Free gas bloat is treated with passage of a stomach tube, trocharization and/or rumenostomy. The trocar and the rumenostomy provide a “relief valve” for calves with recurrent bloat.

If unrelieved, bloat can compress the venous return to the heart and prevent lung expansion. Both are bad.


Flatulence is normal and generally a good thing. Increased flatulence may be associated with changes in diet or exercise. If truly bothersome, pets can be put on charcoal, yucca or zinc acetate.

Prebiotics and probiotics for pets are becoming very popular but healthy animals probably don’t benefit much. Prebiotics are feed compounds that are generally believed to be good sources of food for the bacteria. Probiotics are replacement bacteria.

Pre/probiotic supplements may be most useful when an animal has been off feed or on antibiotics.

Key Takeaways

  • Microbes require very specific environments to thrive. In exchange, they provide immune support, inhibit the invasion of pathogenic microbes, supply essential B vitamins, and support intestinal cells
  • Prebiotics are “food” for the microbes while probiotics are microbes.
  • Flatulence is the result of microbial happiness and occurs with excessive feedstuffs, new feedstuffs and increased time to digest feedstuffs (slowed transit).
  • Bloat can be free gas (trapped air) or frothy (stable foam). Frothy bloat occurs with saponin digestion (legumes) and is treated with anti-foaming agents (oil in soapy water). Free gas bloat is treated by removing the air and removing any obstructions.

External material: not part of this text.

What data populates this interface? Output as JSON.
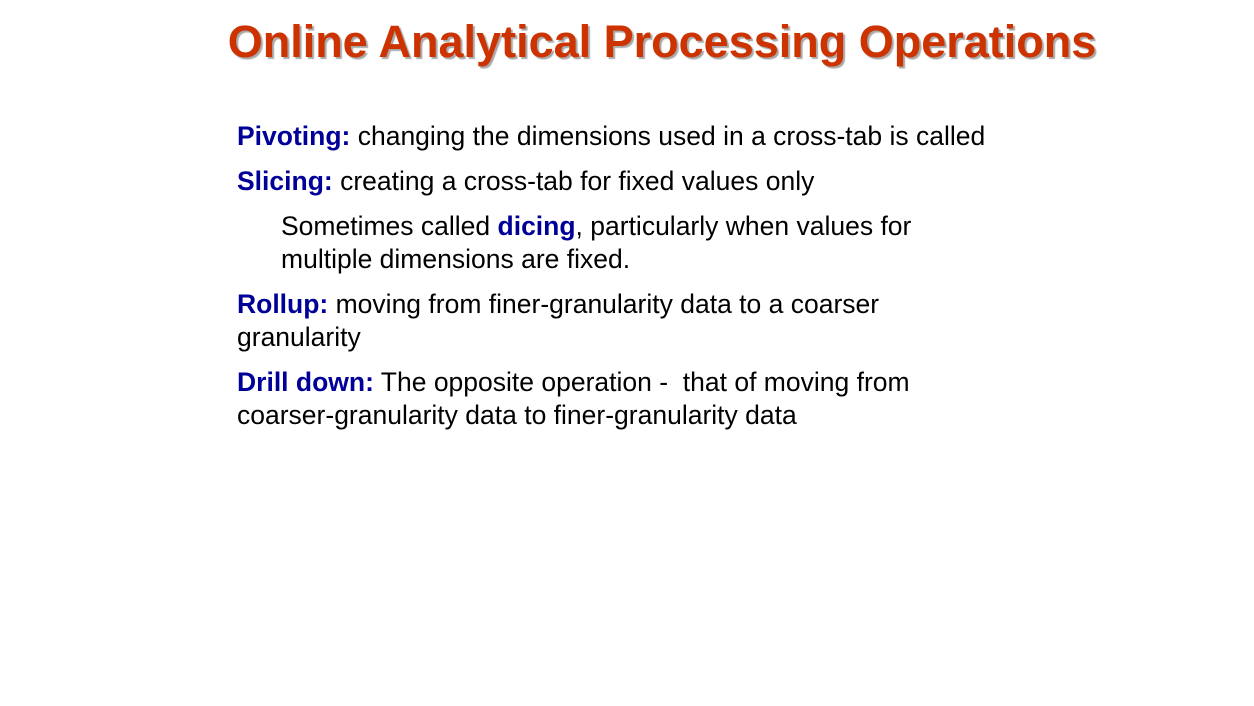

Why we fart – beer analogies, Khan academy

Bloat in dogs – video for clients

Diagnostics on a dog with bloat– real case

Microbes in the ruminant GI tract, UMN extension- nice overview of roles

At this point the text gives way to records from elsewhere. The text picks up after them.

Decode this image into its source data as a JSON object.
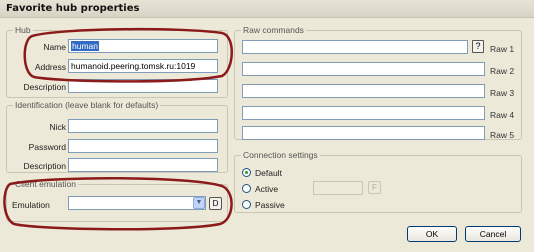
{
  "window": {
    "title": "Favorite hub properties"
  },
  "hub": {
    "legend": "Hub",
    "name_label": "Name",
    "name_value": "human",
    "address_label": "Address",
    "address_value": "humanoid.peering.tomsk.ru:1019",
    "description_label": "Description",
    "description_value": ""
  },
  "identification": {
    "legend": "Identification (leave blank for defaults)",
    "nick_label": "Nick",
    "nick_value": "",
    "password_label": "Password",
    "password_value": "",
    "description_label": "Description",
    "description_value": ""
  },
  "client_emulation": {
    "legend": "Client emulation",
    "emulation_label": "Emulation",
    "emulation_value": "",
    "small_button": "D"
  },
  "raw_commands": {
    "legend": "Raw commands",
    "help_button": "?",
    "items": [
      "Raw 1",
      "Raw 2",
      "Raw 3",
      "Raw 4",
      "Raw 5"
    ]
  },
  "connection": {
    "legend": "Connection settings",
    "default_label": "Default",
    "active_label": "Active",
    "passive_label": "Passive",
    "selected": "Default",
    "ip_value": "",
    "small_button": "F"
  },
  "buttons": {
    "ok": "OK",
    "cancel": "Cancel"
  },
  "colors": {
    "annotation_red": "#8b1a1a",
    "field_border": "#7f9db9"
  }
}
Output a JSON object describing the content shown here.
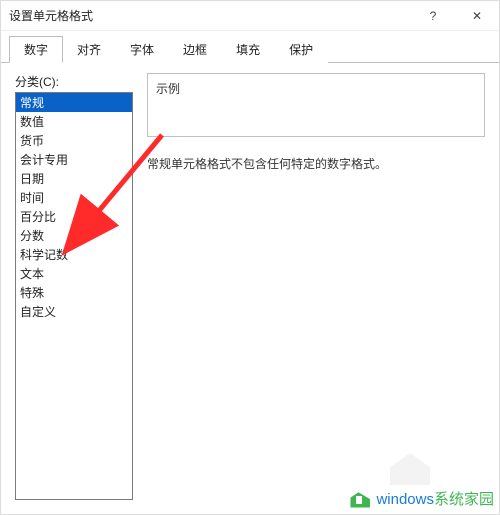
{
  "window": {
    "title": "设置单元格格式",
    "help_glyph": "?",
    "close_glyph": "✕"
  },
  "tabs": [
    {
      "label": "数字",
      "active": true
    },
    {
      "label": "对齐",
      "active": false
    },
    {
      "label": "字体",
      "active": false
    },
    {
      "label": "边框",
      "active": false
    },
    {
      "label": "填充",
      "active": false
    },
    {
      "label": "保护",
      "active": false
    }
  ],
  "category_label": "分类(C):",
  "categories": [
    {
      "label": "常规",
      "selected": true
    },
    {
      "label": "数值",
      "selected": false
    },
    {
      "label": "货币",
      "selected": false
    },
    {
      "label": "会计专用",
      "selected": false
    },
    {
      "label": "日期",
      "selected": false
    },
    {
      "label": "时间",
      "selected": false
    },
    {
      "label": "百分比",
      "selected": false
    },
    {
      "label": "分数",
      "selected": false
    },
    {
      "label": "科学记数",
      "selected": false
    },
    {
      "label": "文本",
      "selected": false
    },
    {
      "label": "特殊",
      "selected": false
    },
    {
      "label": "自定义",
      "selected": false
    }
  ],
  "sample": {
    "label": "示例",
    "value": ""
  },
  "description": "常规单元格格式不包含任何特定的数字格式。",
  "annotation": {
    "arrow_color": "#ff2a2a",
    "points_to": "文本"
  },
  "watermark": {
    "brand_part1": "windows",
    "brand_part2": "系统家园"
  }
}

Bloat in ruminants – Merck manual

GDV in dogs – VCA article

Advanced Physio

Lactose intolerance, video- same as before; gut flora ~3:30

Physio of rumen acidosis – nice review of digestion and intro to feeding dairy cattle for milk production

Thiamine deficiency – cool cross species review

Probiotics and prebiotics – World Gastroenterology Society report

How antifoaming agents work – video

Just for fun

What if animals were round? – study break

Malone’s ebook chapter of abomasal displacement – comes with videos and more on the surgeries

Why do we fart more on planes? DNews video just for fun party conversation

Ruminal tympany– covers both types of bloat and their pathophysiology

How to properly drench a cow– to avoid drenching the lungs

Rumen function – fistulated cow and microbes

Rumen fluid assessment – very thorough explanation

Harnessing methane from cows for energy

Polioencephalomalacia in goats, MSU extension

B vitamins and horse nutrition, Kentucky Equine Research

Displaced abomasum, UMO extension

DA surgery in cows, Manitoba – start page 19

Colic and colon torsion in the mare, Rossdales equine surgery

Colic and what it means for your horse, The Horse

Skunk dissection, The brain scoop on scent glands – apparently anal glands with directional nipples!



Icon for the Creative Commons Attribution-NonCommercial 4.0 International License

Vet Med: Applied GI Physiology- Supplemental Notes Copyright © by Erin Malone DVM PhD is licensed under a Creative Commons Attribution-NonCommercial 4.0 International License, except where otherwise noted.

Share This Book